What to produce: Leave out the pictures and copy every record exactly.

● ● ●

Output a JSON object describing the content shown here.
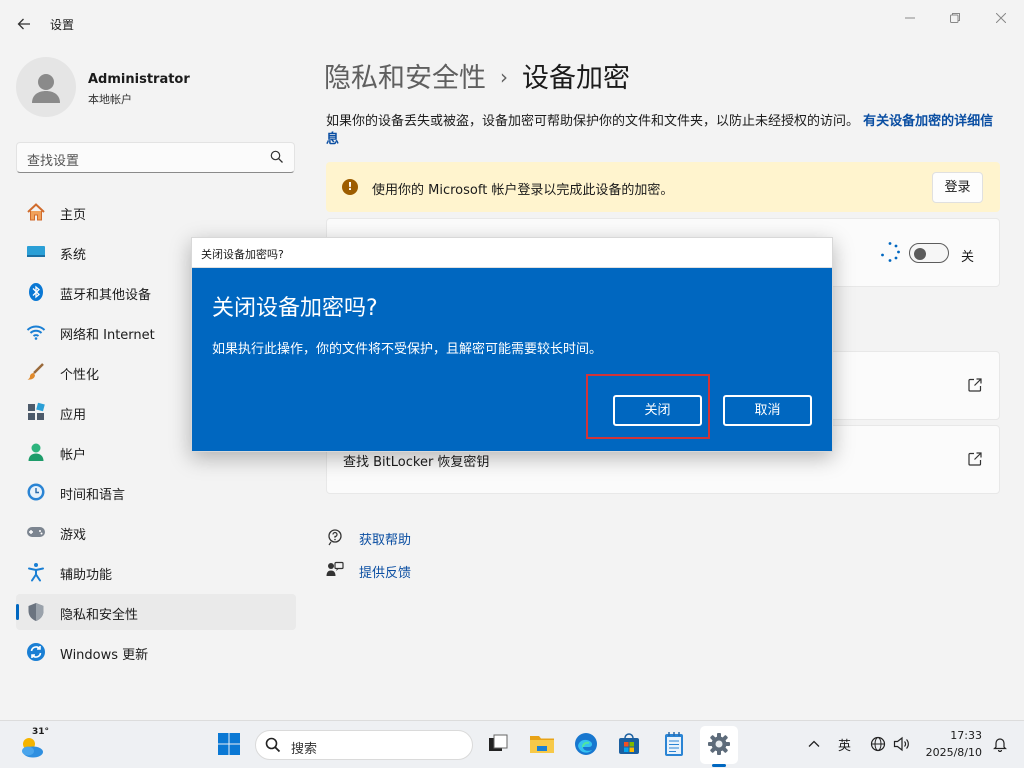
{
  "window": {
    "title": "设置"
  },
  "profile": {
    "name": "Administrator",
    "account_type": "本地帐户"
  },
  "search": {
    "placeholder": "查找设置"
  },
  "sidebar": {
    "items": [
      {
        "label": "主页",
        "icon": "home-icon"
      },
      {
        "label": "系统",
        "icon": "system-icon"
      },
      {
        "label": "蓝牙和其他设备",
        "icon": "bluetooth-icon"
      },
      {
        "label": "网络和 Internet",
        "icon": "wifi-icon"
      },
      {
        "label": "个性化",
        "icon": "brush-icon"
      },
      {
        "label": "应用",
        "icon": "apps-icon"
      },
      {
        "label": "帐户",
        "icon": "account-icon"
      },
      {
        "label": "时间和语言",
        "icon": "time-language-icon"
      },
      {
        "label": "游戏",
        "icon": "gamepad-icon"
      },
      {
        "label": "辅助功能",
        "icon": "accessibility-icon"
      },
      {
        "label": "隐私和安全性",
        "icon": "shield-icon"
      },
      {
        "label": "Windows 更新",
        "icon": "update-icon"
      }
    ],
    "active_index": 10
  },
  "breadcrumb": {
    "parent": "隐私和安全性",
    "separator": "›",
    "current": "设备加密"
  },
  "main": {
    "description": "如果你的设备丢失或被盗，设备加密可帮助保护你的文件和文件夹，以防止未经授权的访问。",
    "description_link": "有关设备加密的详细信息",
    "warning": {
      "text": "使用你的 Microsoft 帐户登录以完成此设备的加密。",
      "button": "登录"
    },
    "encryption_toggle": {
      "state_label": "关",
      "on": false
    },
    "link_card_2": "查找 BitLocker 恢复密钥",
    "help_links": [
      {
        "label": "获取帮助",
        "icon": "help-icon"
      },
      {
        "label": "提供反馈",
        "icon": "feedback-icon"
      }
    ]
  },
  "dialog": {
    "window_title": "关闭设备加密吗?",
    "heading": "关闭设备加密吗?",
    "message": "如果执行此操作，你的文件将不受保护，且解密可能需要较长时间。",
    "confirm_button": "关闭",
    "cancel_button": "取消",
    "highlight_color": "#d13438"
  },
  "taskbar": {
    "weather_temp": "31°",
    "search_placeholder": "搜索",
    "ime": "英",
    "time": "17:33",
    "date": "2025/8/10"
  },
  "colors": {
    "accent": "#0067c0",
    "warning_bg": "#fff4ce",
    "link": "#0a4ea2"
  }
}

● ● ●

Answer for the task:
Output a JSON object describing the content shown here.
{
  "window": {
    "title": "设置"
  },
  "profile": {
    "name": "Administrator",
    "account_type": "本地帐户"
  },
  "search": {
    "placeholder": "查找设置"
  },
  "sidebar": {
    "items": [
      {
        "label": "主页",
        "icon": "home-icon"
      },
      {
        "label": "系统",
        "icon": "system-icon"
      },
      {
        "label": "蓝牙和其他设备",
        "icon": "bluetooth-icon"
      },
      {
        "label": "网络和 Internet",
        "icon": "wifi-icon"
      },
      {
        "label": "个性化",
        "icon": "brush-icon"
      },
      {
        "label": "应用",
        "icon": "apps-icon"
      },
      {
        "label": "帐户",
        "icon": "account-icon"
      },
      {
        "label": "时间和语言",
        "icon": "time-language-icon"
      },
      {
        "label": "游戏",
        "icon": "gamepad-icon"
      },
      {
        "label": "辅助功能",
        "icon": "accessibility-icon"
      },
      {
        "label": "隐私和安全性",
        "icon": "shield-icon"
      },
      {
        "label": "Windows 更新",
        "icon": "update-icon"
      }
    ],
    "active_index": 10
  },
  "breadcrumb": {
    "parent": "隐私和安全性",
    "separator": "›",
    "current": "设备加密"
  },
  "main": {
    "description": "如果你的设备丢失或被盗，设备加密可帮助保护你的文件和文件夹，以防止未经授权的访问。",
    "description_link": "有关设备加密的详细信息",
    "warning": {
      "text": "使用你的 Microsoft 帐户登录以完成此设备的加密。",
      "button": "登录"
    },
    "encryption_toggle": {
      "state_label": "关",
      "on": false
    },
    "link_card_2": "查找 BitLocker 恢复密钥",
    "help_links": [
      {
        "label": "获取帮助",
        "icon": "help-icon"
      },
      {
        "label": "提供反馈",
        "icon": "feedback-icon"
      }
    ]
  },
  "dialog": {
    "window_title": "关闭设备加密吗?",
    "heading": "关闭设备加密吗?",
    "message": "如果执行此操作，你的文件将不受保护，且解密可能需要较长时间。",
    "confirm_button": "关闭",
    "cancel_button": "取消",
    "highlight_color": "#d13438"
  },
  "taskbar": {
    "weather_temp": "31°",
    "search_placeholder": "搜索",
    "ime": "英",
    "time": "17:33",
    "date": "2025/8/10"
  },
  "colors": {
    "accent": "#0067c0",
    "warning_bg": "#fff4ce",
    "link": "#0a4ea2"
  }
}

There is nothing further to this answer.